Initiative aims to fight misleading marketing by firms

The Construction Products Association (CPA) is launching a consultation into a new code which aims to set the benchmark for how construction products are marketed.

The CPA is looking for industry-wide feedback on its Code for Construction Product Information (CCPI), which has been drawn up in the wake of testimony at the ongoing public inquiry into 2017’s Grenfell Tower fire.

Grenfell shutterstock_1116845372

The consultation on the new code is set to open on 1 February

It has been developed by the CPA’s Marketing Integrity Group (MIG), which was tasked with responding to the issues raised in Dame Judith Hackitt’s 2018 report on building safety.

The report looked at how to prevent fires like the one at Grenfell Tower (pictured) – which killed 72 people in June 2017 – and concluded the way construction products were tested, presented and marketed was in need of radical overhaul.

The development of the code also follows a survey carried out in 2019 by the MIG, which gathered over 500 responses from across the industry on how the presentation of product information needed to change.

The new code consists of 11 clauses which product manufacturers who sign up will agree to abide by.

> CPA view: A big step forward in pursuit of safer products

These include a pledge not to use misleading or ambiguous wording, phrasing or imagery when presenting product information, and having a training programme in place to ensure that anyone conveying product information has the level of knowledge required for their role.

The two-month consultation, which opens on 1 February, aims to give manufacturers, specifiers and users of information the opportunity to comment on the code, the implementation of its 11 clauses and its ongoing management and policing.
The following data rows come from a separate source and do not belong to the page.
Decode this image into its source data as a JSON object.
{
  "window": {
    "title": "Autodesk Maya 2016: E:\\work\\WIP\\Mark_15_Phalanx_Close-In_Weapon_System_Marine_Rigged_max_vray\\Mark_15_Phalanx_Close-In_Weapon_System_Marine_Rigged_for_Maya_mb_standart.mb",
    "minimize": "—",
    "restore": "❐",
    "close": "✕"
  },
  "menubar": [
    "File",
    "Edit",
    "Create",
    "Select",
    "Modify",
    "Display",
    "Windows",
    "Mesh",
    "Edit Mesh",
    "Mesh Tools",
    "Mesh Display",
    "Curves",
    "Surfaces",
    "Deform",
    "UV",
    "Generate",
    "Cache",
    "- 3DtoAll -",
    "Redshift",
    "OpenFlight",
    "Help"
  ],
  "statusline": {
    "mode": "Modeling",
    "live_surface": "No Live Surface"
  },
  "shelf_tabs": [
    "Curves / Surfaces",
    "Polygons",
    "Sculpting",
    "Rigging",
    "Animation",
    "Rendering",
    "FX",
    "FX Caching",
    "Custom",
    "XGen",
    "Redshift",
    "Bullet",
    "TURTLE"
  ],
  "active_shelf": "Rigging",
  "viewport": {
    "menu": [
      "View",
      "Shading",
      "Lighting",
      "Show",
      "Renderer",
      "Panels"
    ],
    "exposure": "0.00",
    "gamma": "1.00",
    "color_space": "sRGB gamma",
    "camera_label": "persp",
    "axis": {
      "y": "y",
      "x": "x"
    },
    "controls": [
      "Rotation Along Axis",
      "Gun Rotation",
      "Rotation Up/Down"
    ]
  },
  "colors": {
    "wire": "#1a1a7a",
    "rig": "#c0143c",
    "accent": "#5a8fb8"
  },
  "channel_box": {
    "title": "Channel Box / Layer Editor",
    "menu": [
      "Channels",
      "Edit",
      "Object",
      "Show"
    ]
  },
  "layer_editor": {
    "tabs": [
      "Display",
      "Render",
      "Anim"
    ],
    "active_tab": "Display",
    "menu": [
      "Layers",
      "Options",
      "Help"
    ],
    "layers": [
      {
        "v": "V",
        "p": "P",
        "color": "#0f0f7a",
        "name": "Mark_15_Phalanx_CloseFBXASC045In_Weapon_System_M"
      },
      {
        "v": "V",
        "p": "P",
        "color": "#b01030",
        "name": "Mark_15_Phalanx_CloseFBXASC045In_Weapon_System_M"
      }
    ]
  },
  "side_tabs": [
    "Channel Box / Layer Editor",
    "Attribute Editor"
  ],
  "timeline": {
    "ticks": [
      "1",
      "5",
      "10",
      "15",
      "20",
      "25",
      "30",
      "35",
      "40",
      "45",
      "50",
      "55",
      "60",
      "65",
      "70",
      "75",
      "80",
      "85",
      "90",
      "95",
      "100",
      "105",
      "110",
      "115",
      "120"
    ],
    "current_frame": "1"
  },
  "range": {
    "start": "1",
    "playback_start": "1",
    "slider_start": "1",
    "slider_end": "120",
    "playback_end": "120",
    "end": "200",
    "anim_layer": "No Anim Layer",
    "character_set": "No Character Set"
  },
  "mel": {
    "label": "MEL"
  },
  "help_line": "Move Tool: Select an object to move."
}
The consultation is being carried out independently by MRA Research.

CPA chief executive Peter Caplehorn said: “The importance of this new code and consultation process will be obvious to all those working in the built environment post-Grenfell.

“It is our responsibility as an industry to regain public trust and credibility in what we do and to demonstrate that technical competence can be trusted.”

He added that he believed the code to represent a determined attempt by manufacturers to “correct disingenuous marketing practices” as well as a collaborative effort to address the issues highlighted in Hackitt’s report.

“I hope businesses and individuals will embrace the opportunity to be involved and recognise the urgency of change that is needed for our industry to ensure safe buildings.”

The second module of phase two of the inquiry into the Grenfell Tower fire has heard how insulation manufacturers Kingspan and Celotex had rigged fire tests in order to market dangerous combustible insulation products as safe to use on high rise residential buildings.

The inquiry heard how one product which was used on the west London tower’s refurbishment, Celotex’s RS5000 insulation, was a rebranded version of another product which was not safe for use on high rise buildings.

Another, Kingspan’s K15 insulation, had been marketed as safe for use on tall buildings for more than 14 years based on a test report of a chemically different product.

Although K15 was never specified for use as part of the refurbishment of Grenfell Tower, after the fire it was found to have been installed behind the new aluminium composite material cladding on some parts of the block.

The inquiry is set to resume with virtual hearings on 8 February after being delayed by four weeks because of the introduction of the third national covid-19 lockdown.

Earlier this month, housing secretary Robert Jenrick announced the establishment of a new construction products regulator which will have the power to remove any product from the market that presents a significant safety risk and prosecute any companies who flout the rules on product safety.